ACTION ITEM:
Your copy should repeat each record below exactly and contain no images.

>>

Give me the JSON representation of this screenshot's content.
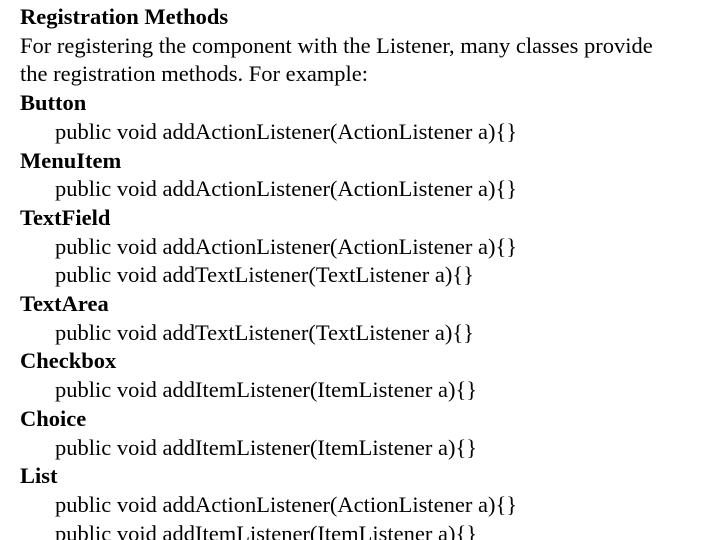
{
  "page": {
    "background_color": "#ffffff",
    "text_color": "#000000",
    "title": "Registration Methods"
  },
  "lines": [
    {
      "text": "Registration Methods",
      "style": "heading",
      "indent": "flush"
    },
    {
      "text": "For registering the component with the Listener, many classes provide",
      "style": "body",
      "indent": "flush"
    },
    {
      "text": "the registration methods. For example:",
      "style": "body",
      "indent": "flush"
    },
    {
      "text": "Button",
      "style": "heading",
      "indent": "flush"
    },
    {
      "text": "public void addActionListener(ActionListener a){}",
      "style": "code",
      "indent": "indent"
    },
    {
      "text": "MenuItem",
      "style": "heading",
      "indent": "flush"
    },
    {
      "text": "public void addActionListener(ActionListener a){}",
      "style": "code",
      "indent": "indent"
    },
    {
      "text": "TextField",
      "style": "heading",
      "indent": "flush"
    },
    {
      "text": "public void addActionListener(ActionListener a){}",
      "style": "code",
      "indent": "indent"
    },
    {
      "text": "public void addTextListener(TextListener a){}",
      "style": "code",
      "indent": "indent"
    },
    {
      "text": "TextArea",
      "style": "heading",
      "indent": "flush"
    },
    {
      "text": "public void addTextListener(TextListener a){}",
      "style": "code",
      "indent": "indent"
    },
    {
      "text": "Checkbox",
      "style": "heading",
      "indent": "flush"
    },
    {
      "text": "public void addItemListener(ItemListener a){}",
      "style": "code",
      "indent": "indent"
    },
    {
      "text": "Choice",
      "style": "heading",
      "indent": "flush"
    },
    {
      "text": "public void addItemListener(ItemListener a){}",
      "style": "code",
      "indent": "indent"
    },
    {
      "text": "List",
      "style": "heading",
      "indent": "flush"
    },
    {
      "text": "public void addActionListener(ActionListener a){}",
      "style": "code",
      "indent": "indent"
    },
    {
      "text": "public void addItemListener(ItemListener a){}",
      "style": "code",
      "indent": "indent"
    }
  ]
}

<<

WRITTEN RESPONSE:
Give me the JSON representation of this screenshot's content.
{
  "page": {
    "background_color": "#ffffff",
    "text_color": "#000000",
    "title": "Registration Methods"
  },
  "lines": [
    {
      "text": "Registration Methods",
      "style": "heading",
      "indent": "flush"
    },
    {
      "text": "For registering the component with the Listener, many classes provide",
      "style": "body",
      "indent": "flush"
    },
    {
      "text": "the registration methods. For example:",
      "style": "body",
      "indent": "flush"
    },
    {
      "text": "Button",
      "style": "heading",
      "indent": "flush"
    },
    {
      "text": "public void addActionListener(ActionListener a){}",
      "style": "code",
      "indent": "indent"
    },
    {
      "text": "MenuItem",
      "style": "heading",
      "indent": "flush"
    },
    {
      "text": "public void addActionListener(ActionListener a){}",
      "style": "code",
      "indent": "indent"
    },
    {
      "text": "TextField",
      "style": "heading",
      "indent": "flush"
    },
    {
      "text": "public void addActionListener(ActionListener a){}",
      "style": "code",
      "indent": "indent"
    },
    {
      "text": "public void addTextListener(TextListener a){}",
      "style": "code",
      "indent": "indent"
    },
    {
      "text": "TextArea",
      "style": "heading",
      "indent": "flush"
    },
    {
      "text": "public void addTextListener(TextListener a){}",
      "style": "code",
      "indent": "indent"
    },
    {
      "text": "Checkbox",
      "style": "heading",
      "indent": "flush"
    },
    {
      "text": "public void addItemListener(ItemListener a){}",
      "style": "code",
      "indent": "indent"
    },
    {
      "text": "Choice",
      "style": "heading",
      "indent": "flush"
    },
    {
      "text": "public void addItemListener(ItemListener a){}",
      "style": "code",
      "indent": "indent"
    },
    {
      "text": "List",
      "style": "heading",
      "indent": "flush"
    },
    {
      "text": "public void addActionListener(ActionListener a){}",
      "style": "code",
      "indent": "indent"
    },
    {
      "text": "public void addItemListener(ItemListener a){}",
      "style": "code",
      "indent": "indent"
    }
  ]
}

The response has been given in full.